What is required: Which lines of the records below contain the word "Browse"? Report each of them in full.

Provided data:
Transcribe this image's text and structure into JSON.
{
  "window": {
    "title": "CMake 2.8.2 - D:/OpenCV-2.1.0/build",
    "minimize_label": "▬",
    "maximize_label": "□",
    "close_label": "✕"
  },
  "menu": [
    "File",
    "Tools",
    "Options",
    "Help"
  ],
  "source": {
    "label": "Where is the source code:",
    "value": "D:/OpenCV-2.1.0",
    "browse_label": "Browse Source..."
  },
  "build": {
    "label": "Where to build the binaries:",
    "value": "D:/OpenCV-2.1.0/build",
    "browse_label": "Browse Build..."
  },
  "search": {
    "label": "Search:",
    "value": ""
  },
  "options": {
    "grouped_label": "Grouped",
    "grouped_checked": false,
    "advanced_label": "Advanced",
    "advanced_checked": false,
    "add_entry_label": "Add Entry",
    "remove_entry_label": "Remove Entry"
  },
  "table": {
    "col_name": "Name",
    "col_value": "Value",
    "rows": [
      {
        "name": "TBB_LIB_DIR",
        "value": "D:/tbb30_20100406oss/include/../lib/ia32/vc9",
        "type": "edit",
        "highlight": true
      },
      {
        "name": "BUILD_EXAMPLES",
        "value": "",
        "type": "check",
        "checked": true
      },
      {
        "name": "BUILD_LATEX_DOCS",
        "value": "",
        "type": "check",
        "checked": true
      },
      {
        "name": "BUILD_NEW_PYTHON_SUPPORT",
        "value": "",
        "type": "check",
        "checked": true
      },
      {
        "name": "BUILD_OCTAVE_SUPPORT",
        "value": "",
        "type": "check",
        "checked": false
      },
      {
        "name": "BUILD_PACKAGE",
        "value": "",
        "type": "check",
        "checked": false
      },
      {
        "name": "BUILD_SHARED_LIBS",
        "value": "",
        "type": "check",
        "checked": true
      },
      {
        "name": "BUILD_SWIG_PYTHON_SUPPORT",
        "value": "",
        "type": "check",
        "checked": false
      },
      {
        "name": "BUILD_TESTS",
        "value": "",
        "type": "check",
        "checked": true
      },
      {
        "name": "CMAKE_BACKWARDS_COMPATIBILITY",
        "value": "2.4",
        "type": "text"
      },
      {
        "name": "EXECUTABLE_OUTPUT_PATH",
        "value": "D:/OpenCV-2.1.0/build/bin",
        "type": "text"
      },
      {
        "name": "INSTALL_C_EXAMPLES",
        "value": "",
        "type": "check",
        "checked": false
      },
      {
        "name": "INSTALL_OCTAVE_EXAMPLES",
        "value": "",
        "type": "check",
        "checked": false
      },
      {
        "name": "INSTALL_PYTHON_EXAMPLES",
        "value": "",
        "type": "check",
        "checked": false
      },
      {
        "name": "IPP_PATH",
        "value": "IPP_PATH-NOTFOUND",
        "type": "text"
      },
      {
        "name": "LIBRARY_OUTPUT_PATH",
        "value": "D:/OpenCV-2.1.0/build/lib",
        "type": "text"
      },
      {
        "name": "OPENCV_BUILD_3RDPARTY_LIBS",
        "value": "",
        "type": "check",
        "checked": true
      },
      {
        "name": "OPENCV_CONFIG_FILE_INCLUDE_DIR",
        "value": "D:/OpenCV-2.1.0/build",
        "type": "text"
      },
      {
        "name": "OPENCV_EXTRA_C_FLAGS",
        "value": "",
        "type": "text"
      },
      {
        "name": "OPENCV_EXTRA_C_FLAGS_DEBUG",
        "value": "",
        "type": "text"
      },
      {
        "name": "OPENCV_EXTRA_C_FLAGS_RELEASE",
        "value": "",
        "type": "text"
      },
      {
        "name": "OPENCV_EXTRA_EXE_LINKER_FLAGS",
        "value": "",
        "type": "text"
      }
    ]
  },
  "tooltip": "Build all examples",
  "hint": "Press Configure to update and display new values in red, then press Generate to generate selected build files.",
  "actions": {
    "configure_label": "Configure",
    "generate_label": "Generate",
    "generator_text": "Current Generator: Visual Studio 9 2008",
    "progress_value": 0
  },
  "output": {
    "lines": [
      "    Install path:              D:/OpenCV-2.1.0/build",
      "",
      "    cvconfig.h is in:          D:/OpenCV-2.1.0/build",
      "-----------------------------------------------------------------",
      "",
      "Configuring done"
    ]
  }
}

Exercise solution:
    "browse_label": "Browse Source..."
    "browse_label": "Browse Build..."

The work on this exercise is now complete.